Migrant worker museum opens in Guangzhou
Monument to itinerant labour flatters outgoing Guangdong party chief instead of celebrating those who built China's economic miracle
The opening of a 200 million yuan (HK$245.2 million) Museum of Migrant Workers in Guangzhou last week seems to have been designed to add the final gloss to Guangdong party secretary Wang Yang's bid for a seat on the Communist Party's Politburo Standing Committee at next month's party congress.
But while paying tribute to the migrant workers who have played a key role in building China's economic miracle over the past three decades is a worthy idea, the museum's exhibits can only be described as disappointing. It's devoted to playing up a Wang-inspired fairy tale of happy migrant workers, while sweeping the sordid reality they face every day under the carpet.
The mainland's migrant workers - the world's largest mobile workforce - are essentially rural peasants who have been forced to seek work in affluent urban areas because they can't make a living from agriculture.

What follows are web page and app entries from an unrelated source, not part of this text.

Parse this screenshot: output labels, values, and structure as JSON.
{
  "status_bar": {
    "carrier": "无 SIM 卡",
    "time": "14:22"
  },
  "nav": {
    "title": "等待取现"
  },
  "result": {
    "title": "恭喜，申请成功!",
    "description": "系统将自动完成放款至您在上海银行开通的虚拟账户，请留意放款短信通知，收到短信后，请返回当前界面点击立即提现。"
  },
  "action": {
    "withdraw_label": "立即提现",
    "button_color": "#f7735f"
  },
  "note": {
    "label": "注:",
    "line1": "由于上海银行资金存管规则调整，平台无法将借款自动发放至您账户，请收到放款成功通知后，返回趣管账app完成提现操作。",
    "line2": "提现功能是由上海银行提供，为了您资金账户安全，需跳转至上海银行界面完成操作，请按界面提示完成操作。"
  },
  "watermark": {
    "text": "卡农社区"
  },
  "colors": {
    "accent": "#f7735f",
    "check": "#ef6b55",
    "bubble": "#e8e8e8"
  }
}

Inadequate compensation offers from local governments who grab their land are often to blame for that, along with environmental devastation caused by polluting industries.
As Wang counts down what could be his last days in Guangdong, it's a good time to assess his performance in his five years as the province's party secretary. In a bid to cement his legacy, Wang ordered the building of a number of monumental structures in June last year. One of them is the Museum of Migrant Workers in Mawu village, in Guangzhou's Baiyun district, about eight kilometres from Foshan .

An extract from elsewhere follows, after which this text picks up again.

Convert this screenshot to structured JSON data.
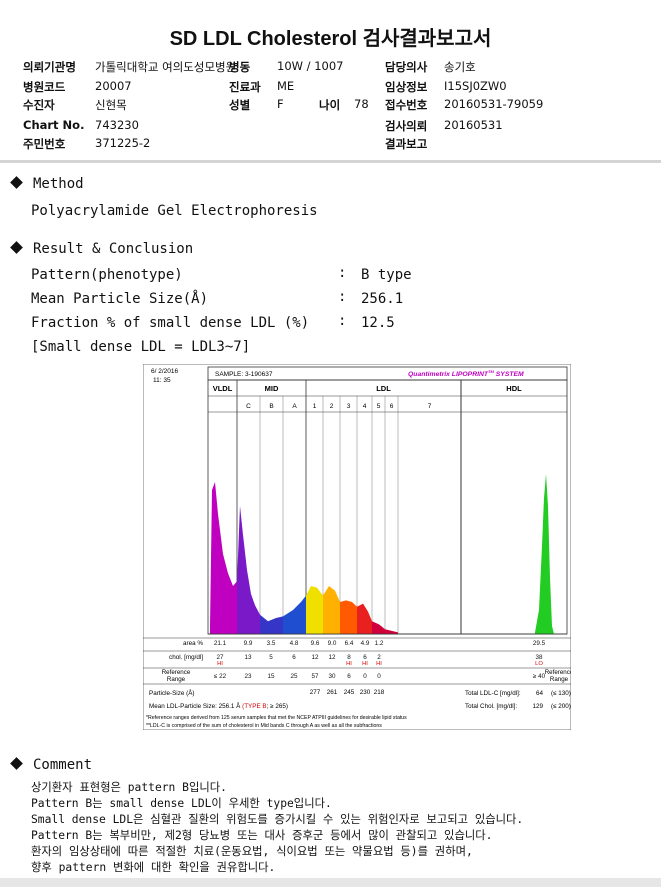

The museum, housed in a renovated, three-storey building that used to be a factory, sits next to a mini-village extolling Wang's controversial economic transformation policy - designed to focus the province's industrial output on hi-tech products - and living quarters for migrant workers that feature a canteen and dormitory units.
Ironically, one does get a glimpse, or rather a breath, of the toxic work environment endured by many migrant workers on first entering the museum. The pungent odour of formaldehyde makes it hard to breathe and suggests a rush to complete the museum on time - construction workers are still adding the final touches to its interior. It may explain why there are few visitors.
A security guard with red blotches on his face shrugged off a question about whether he was pleased there was now a museum dedicated to people like himself. "I don't know, but the smell is already giving me rashes. I'm allergic to formaldehyde," he said.
The museum presents only a fragment of the lives of migrant workers and conveniently avoids mentioning some remarkable recent history. Despite promises in media reports before it opened, there is no mention of the infamous spate of suicides at Foxconn factories, the months of strikes that hit Japanese carmaker Honda, or the death of Sun Zhigang in 2003. Sun was a 27-year-old from Hubei who was detained for "illegally living and working" in Guangzhou because he did not have a temporary living permit. He was beaten to death in custody, triggering a massive public outcry that led to the end of the custody and repatriation policy that targeted the mobile workforce.
Instead, a significant portion of the museum's displays explain government policies and praise the authorities for securing migrant workers' livelihoods by enforcing minimum wages and offering retraining schemes. To be fair, there are a few impressive paintings and sculptures on the ground floor, with real-life production lines next to the sculptures and background footage showing workers sewing garments and making shoes.
While many portray Wang as a liberal reformist, the museum reminds us once again that, first and foremost, he is just another party loyalist.